A federal judge suspended portions of U.S. President Donald Trump’s controversial travel ban on Friday. The ban, issued via executive order almost two weeks ago, may be held up in the courts for a while. But press accounts still relay scenes of confusion as travelers from the seven nations in question scramble to arrive here while they still can.
Last week Airbnb said it would strive to provide free housing to people affected by the U.S. travel ban. And over the weekend the home-sharing company doubled down on its commitment to refugees and displaced persons, with a goal to provide short-term housing to 100,000 people over the next five years.
Those “people in need,” as defined by Airbnb, will initially include refugees, disaster survivors and humanitarian aid workers. In an email to members, the company also pledged to donate $4 million to the International Rescue Committee to support displaced citizens around the world.
In the meantime, Airbnb is still calling on hosts and guests to either open up their homes or send a donation to organizations that are working with refugees or other displaced people.
Intertwined in this latest email to Airbnb users is the message of acceptance, as showcased in the short-term rental service’s hotly discussed Super Bowl advertisement. Noting that some Airbnb users have suffered discrimination in the past, the company’s leadership implied that they wanted the conversation to continue on social media with the hashtag #WeAccept. As of press time, that hashtag is still trending on Twitter, although interspersed in the discussion are the lamentations of Atlanta Falcons fans along with support for Trump’s hardline immigration policy.
Airbnb’s dive into the immigration debate comes at a time when the travel industry is grappling with how to respond to the administration.
Expedia CEO Dara Khosrowshahi, who immigrated to the U.S. with his family in 1978 as Iran moved closer to revolution, told employees in an email that Trump’s executive order positions the U.S. as “inward-looking versus forward-thinking, reactionary versus visionary.” And in December, well before Trump took office and started issuing his executive orders, a poll revealed that 1 in 5 French and British travelers, along with 1 in 3 German nationals, said they had become less inclined to visit the U.S.
Meanwhile Airbnb joined 96 companies, mostly in the technology sector, to file a brief at the U.S. Court of Appeals for the 9th Circuit in San Francisco. The amicus curiae filing, which was signed by companies including Microsoft, Netflix, Intel, eBay and Apple, describes the travel ban as an attack on immigration.
Immigration, the signatories say, is “a key reason why the American economy has been the greatest engine of prosperity and innovation in history.” The brief also claims the executive order “inflicts significant harm on American business, innovation and growth as a result.”
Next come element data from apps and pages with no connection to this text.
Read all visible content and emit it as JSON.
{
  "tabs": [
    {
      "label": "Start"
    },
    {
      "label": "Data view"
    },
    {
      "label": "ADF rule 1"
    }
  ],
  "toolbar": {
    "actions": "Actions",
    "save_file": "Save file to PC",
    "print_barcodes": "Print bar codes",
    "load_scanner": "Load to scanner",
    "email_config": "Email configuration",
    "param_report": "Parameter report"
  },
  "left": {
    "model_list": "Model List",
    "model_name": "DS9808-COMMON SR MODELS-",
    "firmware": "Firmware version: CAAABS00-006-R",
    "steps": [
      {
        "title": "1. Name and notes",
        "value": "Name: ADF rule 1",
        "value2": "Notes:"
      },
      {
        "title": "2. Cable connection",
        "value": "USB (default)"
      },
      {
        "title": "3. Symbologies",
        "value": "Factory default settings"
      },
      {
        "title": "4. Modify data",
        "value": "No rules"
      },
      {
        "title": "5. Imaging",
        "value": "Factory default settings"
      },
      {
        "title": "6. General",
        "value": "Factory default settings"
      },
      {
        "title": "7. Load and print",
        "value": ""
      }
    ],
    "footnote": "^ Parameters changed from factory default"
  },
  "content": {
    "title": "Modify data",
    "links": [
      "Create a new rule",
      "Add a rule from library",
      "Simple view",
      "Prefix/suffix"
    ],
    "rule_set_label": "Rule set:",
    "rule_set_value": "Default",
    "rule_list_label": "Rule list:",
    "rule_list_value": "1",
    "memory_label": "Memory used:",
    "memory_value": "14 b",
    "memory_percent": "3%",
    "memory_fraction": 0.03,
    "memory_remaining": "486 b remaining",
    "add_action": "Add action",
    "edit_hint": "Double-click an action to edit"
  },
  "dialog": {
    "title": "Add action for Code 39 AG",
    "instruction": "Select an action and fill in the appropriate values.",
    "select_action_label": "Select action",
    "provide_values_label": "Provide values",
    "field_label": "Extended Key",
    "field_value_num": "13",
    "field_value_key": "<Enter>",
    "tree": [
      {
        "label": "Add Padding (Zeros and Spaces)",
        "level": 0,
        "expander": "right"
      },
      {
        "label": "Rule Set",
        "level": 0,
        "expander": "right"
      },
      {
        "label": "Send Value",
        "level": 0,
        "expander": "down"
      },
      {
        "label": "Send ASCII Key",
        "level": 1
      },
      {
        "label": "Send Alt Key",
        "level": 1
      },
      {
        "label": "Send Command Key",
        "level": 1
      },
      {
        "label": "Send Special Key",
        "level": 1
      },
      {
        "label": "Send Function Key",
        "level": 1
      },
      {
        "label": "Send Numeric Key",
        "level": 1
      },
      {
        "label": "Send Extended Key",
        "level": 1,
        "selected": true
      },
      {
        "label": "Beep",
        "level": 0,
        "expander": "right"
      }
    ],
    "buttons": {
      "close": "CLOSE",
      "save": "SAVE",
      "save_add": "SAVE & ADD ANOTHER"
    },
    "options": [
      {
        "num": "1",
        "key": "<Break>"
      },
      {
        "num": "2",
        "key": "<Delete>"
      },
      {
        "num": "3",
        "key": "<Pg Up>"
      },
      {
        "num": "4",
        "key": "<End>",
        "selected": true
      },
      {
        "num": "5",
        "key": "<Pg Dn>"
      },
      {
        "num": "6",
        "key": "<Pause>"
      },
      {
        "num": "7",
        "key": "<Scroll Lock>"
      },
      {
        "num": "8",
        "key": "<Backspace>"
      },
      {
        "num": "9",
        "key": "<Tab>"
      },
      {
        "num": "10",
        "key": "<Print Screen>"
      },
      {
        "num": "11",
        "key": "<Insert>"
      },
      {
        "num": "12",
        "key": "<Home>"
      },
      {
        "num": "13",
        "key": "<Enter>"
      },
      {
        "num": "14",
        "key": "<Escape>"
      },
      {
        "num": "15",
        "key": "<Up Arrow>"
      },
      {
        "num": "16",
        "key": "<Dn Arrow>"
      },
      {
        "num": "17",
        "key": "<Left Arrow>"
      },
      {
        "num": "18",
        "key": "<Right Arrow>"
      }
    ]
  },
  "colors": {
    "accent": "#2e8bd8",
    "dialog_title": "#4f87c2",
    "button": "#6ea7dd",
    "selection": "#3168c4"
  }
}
As both the U.S. travel and technology sectors push back against the ban, others see opportunities in the controversy. More Canadian technology startups and entertainment companies are openly discussing how they could benefit by inviting stranded talent north of the border.
Image credit: Airbnb
Leon Kaye has written for 3p since 2010 and become executive editor in 2018. His previous work includes writing for the Guardian as well as other online and print publications. In addition, he's worked in sales executive roles within technology and financial research companies, as well as for a public relations firm, for which he consulted with one of the globe’s leading sustainability initiatives. Currently living in Central California, he’s traveled to 70-plus countries and has lived and worked in South Korea, the United Arab Emirates and Uruguay.
Leon’s an alum of Fresno State, the University of Maryland, Baltimore County and the University of Southern California's Marshall Business School. He enjoys traveling abroad as well as exploring California’s Central Coast and the Sierra Nevadas.